The attack started at 3:50 am on 31st July. The Scottish were by this time already in open ground and made good progress towards their first objective and they pushed on towards the Steenbeek, a stream that crossed their route. As they crossed it, they were held up by uncut wire in front of them and by heavy machine gun fire from Capricorn Trench. One of the two tanks detailed to aid in the assault came up at 7am and despite being put out of action very quickly by three direct hits from a German field gun, it managed to break through the wire and by 7:45am all the battalion's objectives had been taken. Noel had moved his aid post forward with the attack and set it up in a captured German dug out at Setques Farm. The area was subjected to intensive German fire but he stayed put. The dugout was small and it served only as a patching up station before the wounded were sent further back Noel had been injured in the head by a shell splinter as he stood up and waved to indicate the position of his aid post. It is possible he suffered a fractured skull in this incident. After being dressed at the Weiltje dug out, Noel returned, despite advice to stay put, to his aid post. His stretcher bearers had been busy and Noel was very busy until sundown. As night fell Noel picked up his torch and went searching the wrecked landscape for survivors, it was raining again by this time.
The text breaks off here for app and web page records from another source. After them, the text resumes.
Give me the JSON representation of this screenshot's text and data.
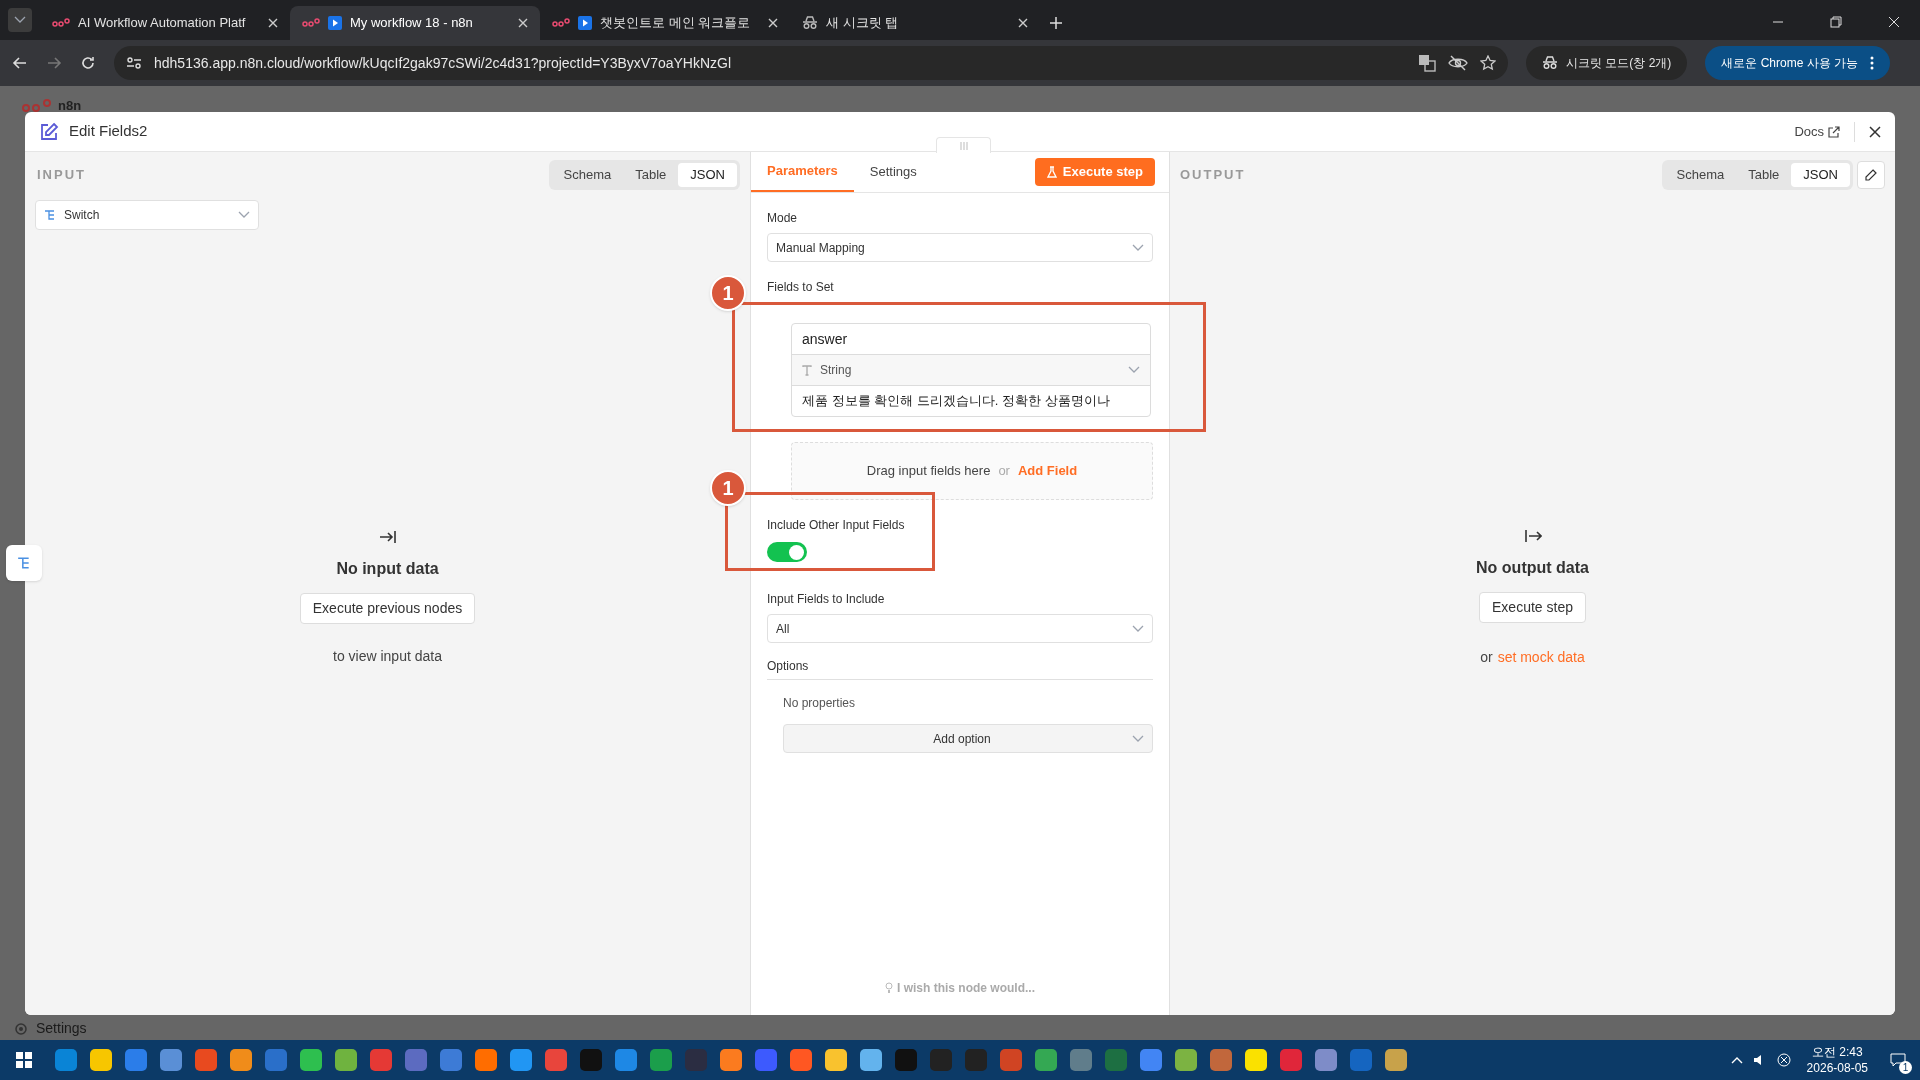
{
  "browser": {
    "tabs": [
      {
        "title": "AI Workflow Automation Platf",
        "selected": false,
        "kind": "logo"
      },
      {
        "title": "My workflow 18 - n8n",
        "selected": true,
        "kind": "play"
      },
      {
        "title": "챗봇인트로 메인 워크플로",
        "selected": false,
        "kind": "play"
      },
      {
        "title": "새 시크릿 탭",
        "selected": false,
        "kind": "incognito"
      }
    ],
    "url": "hdh5136.app.n8n.cloud/workflow/kUqcIf2gak97cSWi/2c4d31?projectId=Y3ByxV7oaYHkNzGl",
    "incognito_label": "시크릿 모드(창 2개)",
    "update_label": "새로운 Chrome 사용 가능"
  },
  "app_background": {
    "logo": "n8n",
    "settings": "Settings"
  },
  "modal": {
    "title": "Edit Fields2",
    "docs_label": "Docs"
  },
  "input_panel": {
    "heading": "INPUT",
    "view_tabs": [
      {
        "label": "Schema",
        "selected": false
      },
      {
        "label": "Table",
        "selected": false
      },
      {
        "label": "JSON",
        "selected": true
      }
    ],
    "node_select": "Switch",
    "empty_title": "No input data",
    "empty_button": "Execute previous nodes",
    "empty_hint": "to view input data"
  },
  "parameters_panel": {
    "tabs": [
      {
        "label": "Parameters",
        "selected": true
      },
      {
        "label": "Settings",
        "selected": false
      }
    ],
    "execute_button": "Execute step",
    "mode": {
      "label": "Mode",
      "value": "Manual Mapping"
    },
    "fields_to_set": {
      "label": "Fields to Set",
      "fields": [
        {
          "name": "answer",
          "type": "String",
          "value": "제품 정보를 확인해 드리겠습니다. 정확한 상품명이나"
        }
      ]
    },
    "drop_zone": {
      "text": "Drag input fields here",
      "or": "or",
      "link": "Add Field"
    },
    "include_other": {
      "label": "Include Other Input Fields",
      "on": true
    },
    "input_fields_to_include": {
      "label": "Input Fields to Include",
      "value": "All"
    },
    "options": {
      "label": "Options",
      "empty": "No properties",
      "add_button": "Add option"
    },
    "feedback": "I wish this node would..."
  },
  "output_panel": {
    "heading": "OUTPUT",
    "view_tabs": [
      {
        "label": "Schema",
        "selected": false
      },
      {
        "label": "Table",
        "selected": false
      },
      {
        "label": "JSON",
        "selected": true
      }
    ],
    "empty_title": "No output data",
    "empty_button": "Execute step",
    "empty_or": "or",
    "empty_link": "set mock data"
  },
  "annotations": [
    {
      "number": "1"
    },
    {
      "number": "1"
    }
  ],
  "taskbar": {
    "time": "오전 2:43",
    "date": "2026-08-05",
    "notification_count": "1"
  }
}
Early the following day, Noel found himself a German captive who was a medic and the two of them worked hard to treat wounded men in the impossible conditions of mud, blood and water. Noel went to the door of the dugout to call in the next man when a shell flew past him and down the stairs, killing the man who was waiting to be carried away by the Field Ambulance. Details get very confused at this point, Noel may have received another wound but he carried on. The official history of the Liverpool Scottish has it that Noel was wounded twice more in the head. One stretcher bearer had been sent to the aid post to tell Noel to return. Despite intense pain, "The Doc refused to go and told us to take another man instead". There is no doubt that at about 3am in the morning of Thursday 2nd August, 1917, another shell entered the aid post, Noel was sitting in a chair trying to get some sleep. Everyone in the aid post was either killed or seriously wounded. Noel had received four or five wounds, the worst being a gaping abdominal wound from which he bled profusely. He managed to crawl up the stairs and out of the dug out and crawled along the (flooded, muddy) "road" until he stumbled across a dugout occupied by Lt. Charles Wray of the Loyal North Lancs Regiment who sent for help and later sent an account to his local paper.
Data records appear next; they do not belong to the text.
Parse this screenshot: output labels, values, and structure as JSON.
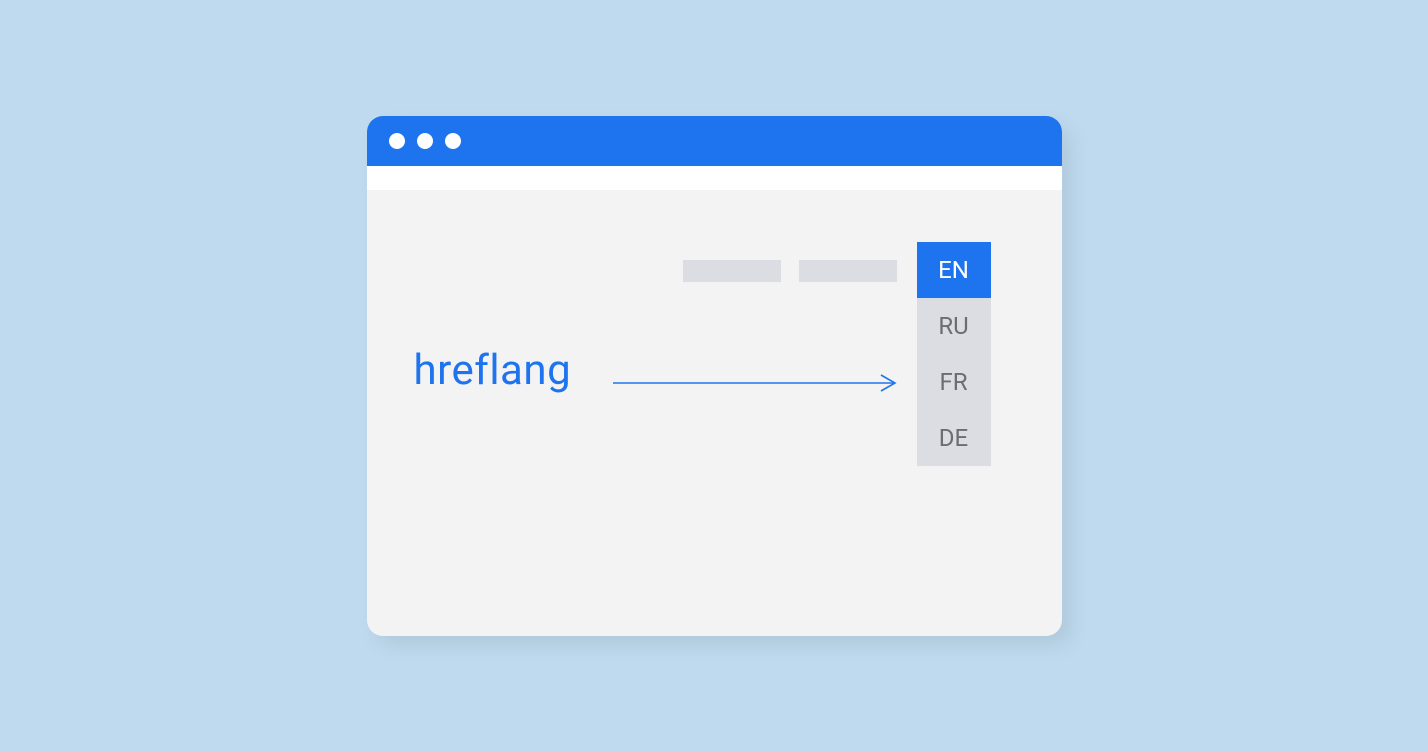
{
  "colors": {
    "page_bg": "#bfdaef",
    "window_bg": "#f3f3f4",
    "accent": "#1e74ee",
    "placeholder": "#dcdde2",
    "muted_text": "#6b6d72",
    "white": "#ffffff"
  },
  "label": "hreflang",
  "languages": {
    "selected": "EN",
    "options": [
      "RU",
      "FR",
      "DE"
    ]
  }
}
Noel was sent to Casualty Clearing Station No. 32 at Brandhoek, which specialised in abdominal wounds. He was operated on immediately and after all the shell splinters had been removed he was patched up. He regained consciousness and he spoke to a Colonel Davidson who reported "He seems very weak but spoke cheerfully". It was not to be a happy ending however as Noel died peacefully at 1pm on Saturday 4th August, 1917. Three years to the day since the outbreak of the war. Bishop and Mrs Chavasse received the telegram informing them of the sad news on the morning of 9th August, the day after they had been informed that Bernard had been wounded in his knee

08-03-2009, 03:12 AM
Goddamn this man was truely a hero worthy of saint hood. god rest his soul.